1865 April 9: “Richmond, Petersburg, guns and ironclads with them, and many thousand prisoners are now ours”
The original letter is in the Edwin D. Levings Papers (River Falls Mss BO), in the University Archives and Area Research Center at the University of Wisconsin-River Falls.
Hd. Qrs. 3rd Div. 17th A. C.
Goldsboro, N. C. April 9th, 1865.
The latest letter from you is that of the 20th ult., which was received several days ago. I must write you to-day, for to-morrow may demand my time for something else.
You may be sure that any news from home is more to us that a meal of hard tack, as you say, for I know not what can fill their place better. But I love hard tack and think sometimes I will take a box home. Your nice fixings might take the preference, though, for a while, but a hard tack now and then would be acceptable. A few days more at most and we shall procure our living off the country as heretofore, though we shall not be without Government rations.
This week, doubtless, we shall move after Johnson [sic: Joseph E. Johnston]. I was up to Gen. Sherman’s Hd. Qrs. last evening and heard Col. Strong [William E. Strong], our old Major, read Grant’s dispatch from Burksville Vir. to Sherman; and I know we shall move. Grant [Ulysses S. Grant] said he was there pushing the rebels hard, who were fleeing to their homes by thousands; that Lee was making for Danville where Jeff [Jefferson Davis] had gone — he directed Billy [William T. Sherman] to push Johnson [sic] immediately. Uncle Billy said he was not used to speaking and would talk to us after the war was over. If you would know what Sherman’s character is, see the April No. of Harper’s Magazine. Richmond, Petersburg, guns and ironclads with them, and many thousand prisoners are now ours. Does any one say Grant is not a general as well as Sherman? I do not know but the Fourth of July will celebrate the rebellion ended. Grant’s victory will be enough to feed the public desire like we can do something here. What points we may make for you know as well as we, and we don’t know.
So we are now at Div. Hd. Qrs. and mounted, we can make a march with ease and pleasure.
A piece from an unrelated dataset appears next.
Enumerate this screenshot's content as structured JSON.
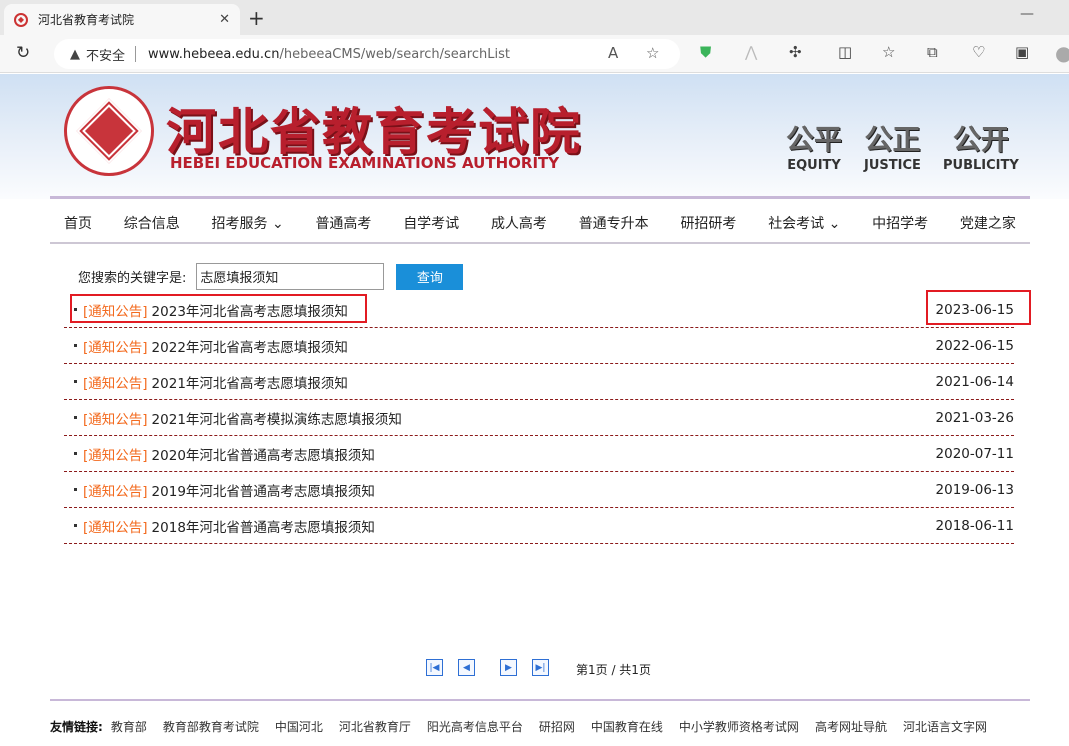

I like the change from inftry. and hope we may remain here till the close of the war. I have a good horse, and feed him plenty of oats ~ that is all, for there is no hay, or corn blades, this side of the rebs; but in a few days he shall have enough. I think he has speed sufficient to soon take me beyond reach of the rebs if ever chased by them, but we do not expect to have any skirmishes. We are learning the Cav. drill, though, to be ready for rebs if ever called upon.
I think we shall leave to-morrow morning. I have a couple of books which I mean to mail you if possible, as I shall not find time to use them as intended. One of them is a late work on Astronomy which I took from the Printing Office at Fayetteville. If Cousins L or H can use them it, they it are perfectly welcome to them. If Cousins L [Lottie] or H [Hattie] can use them, they may, for they may never be of use to us. — I must now close. Edward Pratt is over here to see us — he is all right.
Write soon to us.
E. D. Levings, Co. A 12th Wis. Vol.